= Exercise objective =
Return the following entries exactly, word for word.

= Recorded information =
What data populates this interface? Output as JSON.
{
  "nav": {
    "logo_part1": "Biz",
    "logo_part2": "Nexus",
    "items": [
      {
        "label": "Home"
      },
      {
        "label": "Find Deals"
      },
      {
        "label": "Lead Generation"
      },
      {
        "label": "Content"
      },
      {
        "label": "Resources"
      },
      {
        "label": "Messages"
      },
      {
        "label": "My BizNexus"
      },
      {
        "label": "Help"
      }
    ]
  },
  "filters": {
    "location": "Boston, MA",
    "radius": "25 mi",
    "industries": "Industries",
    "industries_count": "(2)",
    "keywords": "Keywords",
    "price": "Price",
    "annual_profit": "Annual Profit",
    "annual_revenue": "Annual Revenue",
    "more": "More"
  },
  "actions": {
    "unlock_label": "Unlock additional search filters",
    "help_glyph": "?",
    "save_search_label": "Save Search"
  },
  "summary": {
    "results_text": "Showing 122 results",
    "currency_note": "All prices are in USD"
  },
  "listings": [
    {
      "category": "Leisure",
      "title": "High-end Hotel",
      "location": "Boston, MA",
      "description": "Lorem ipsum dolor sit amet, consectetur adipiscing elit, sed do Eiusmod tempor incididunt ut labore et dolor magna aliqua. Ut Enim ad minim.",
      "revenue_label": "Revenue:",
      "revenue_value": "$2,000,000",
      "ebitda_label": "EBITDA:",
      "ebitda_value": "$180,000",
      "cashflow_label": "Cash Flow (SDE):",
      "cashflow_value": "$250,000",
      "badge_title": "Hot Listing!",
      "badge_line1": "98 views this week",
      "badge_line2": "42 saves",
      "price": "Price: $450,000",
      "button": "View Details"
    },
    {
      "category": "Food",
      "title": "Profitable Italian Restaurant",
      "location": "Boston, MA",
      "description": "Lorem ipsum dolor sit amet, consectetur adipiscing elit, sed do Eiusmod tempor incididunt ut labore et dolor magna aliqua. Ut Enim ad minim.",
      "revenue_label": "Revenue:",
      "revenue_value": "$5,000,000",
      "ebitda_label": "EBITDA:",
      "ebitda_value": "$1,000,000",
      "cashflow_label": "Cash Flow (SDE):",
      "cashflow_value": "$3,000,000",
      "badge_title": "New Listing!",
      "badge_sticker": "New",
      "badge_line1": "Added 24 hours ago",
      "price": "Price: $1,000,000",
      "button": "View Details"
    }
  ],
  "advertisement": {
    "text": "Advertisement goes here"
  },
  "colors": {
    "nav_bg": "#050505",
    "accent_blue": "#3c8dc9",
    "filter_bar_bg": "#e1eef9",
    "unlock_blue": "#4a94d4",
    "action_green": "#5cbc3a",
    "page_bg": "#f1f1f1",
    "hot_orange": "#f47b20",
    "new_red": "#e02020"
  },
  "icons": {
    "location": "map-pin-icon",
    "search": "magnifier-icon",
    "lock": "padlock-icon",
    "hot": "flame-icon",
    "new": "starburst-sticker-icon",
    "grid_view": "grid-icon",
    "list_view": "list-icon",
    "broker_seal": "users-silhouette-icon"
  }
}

= Result of this exercise =
What data populates this interface? Output as JSON.
{
  "nav": {
    "logo_part1": "Biz",
    "logo_part2": "Nexus",
    "items": [
      {
        "label": "Home"
      },
      {
        "label": "Find Deals"
      },
      {
        "label": "Lead Generation"
      },
      {
        "label": "Content"
      },
      {
        "label": "Resources"
      },
      {
        "label": "Messages"
      },
      {
        "label": "My BizNexus"
      },
      {
        "label": "Help"
      }
    ]
  },
  "filters": {
    "location": "Boston, MA",
    "radius": "25 mi",
    "industries": "Industries",
    "industries_count": "(2)",
    "keywords": "Keywords",
    "price": "Price",
    "annual_profit": "Annual Profit",
    "annual_revenue": "Annual Revenue",
    "more": "More"
  },
  "actions": {
    "unlock_label": "Unlock additional search filters",
    "help_glyph": "?",
    "save_search_label": "Save Search"
  },
  "summary": {
    "results_text": "Showing 122 results",
    "currency_note": "All prices are in USD"
  },
  "listings": [
    {
      "category": "Leisure",
      "title": "High-end Hotel",
      "location": "Boston, MA",
      "description": "Lorem ipsum dolor sit amet, consectetur adipiscing elit, sed do Eiusmod tempor incididunt ut labore et dolor magna aliqua. Ut Enim ad minim.",
      "revenue_label": "Revenue:",
      "revenue_value": "$2,000,000",
      "ebitda_label": "EBITDA:",
      "ebitda_value": "$180,000",
      "cashflow_label": "Cash Flow (SDE):",
      "cashflow_value": "$250,000",
      "badge_title": "Hot Listing!",
      "badge_line1": "98 views this week",
      "badge_line2": "42 saves",
      "price": "Price: $450,000",
      "button": "View Details"
    },
    {
      "category": "Food",
      "title": "Profitable Italian Restaurant",
      "location": "Boston, MA",
      "description": "Lorem ipsum dolor sit amet, consectetur adipiscing elit, sed do Eiusmod tempor incididunt ut labore et dolor magna aliqua. Ut Enim ad minim.",
      "revenue_label": "Revenue:",
      "revenue_value": "$5,000,000",
      "ebitda_label": "EBITDA:",
      "ebitda_value": "$1,000,000",
      "cashflow_label": "Cash Flow (SDE):",
      "cashflow_value": "$3,000,000",
      "badge_title": "New Listing!",
      "badge_sticker": "New",
      "badge_line1": "Added 24 hours ago",
      "price": "Price: $1,000,000",
      "button": "View Details"
    }
  ],
  "advertisement": {
    "text": "Advertisement goes here"
  },
  "colors": {
    "nav_bg": "#050505",
    "accent_blue": "#3c8dc9",
    "filter_bar_bg": "#e1eef9",
    "unlock_blue": "#4a94d4",
    "action_green": "#5cbc3a",
    "page_bg": "#f1f1f1",
    "hot_orange": "#f47b20",
    "new_red": "#e02020"
  },
  "icons": {
    "location": "map-pin-icon",
    "search": "magnifier-icon",
    "lock": "padlock-icon",
    "hot": "flame-icon",
    "new": "starburst-sticker-icon",
    "grid_view": "grid-icon",
    "list_view": "list-icon",
    "broker_seal": "users-silhouette-icon"
  }
}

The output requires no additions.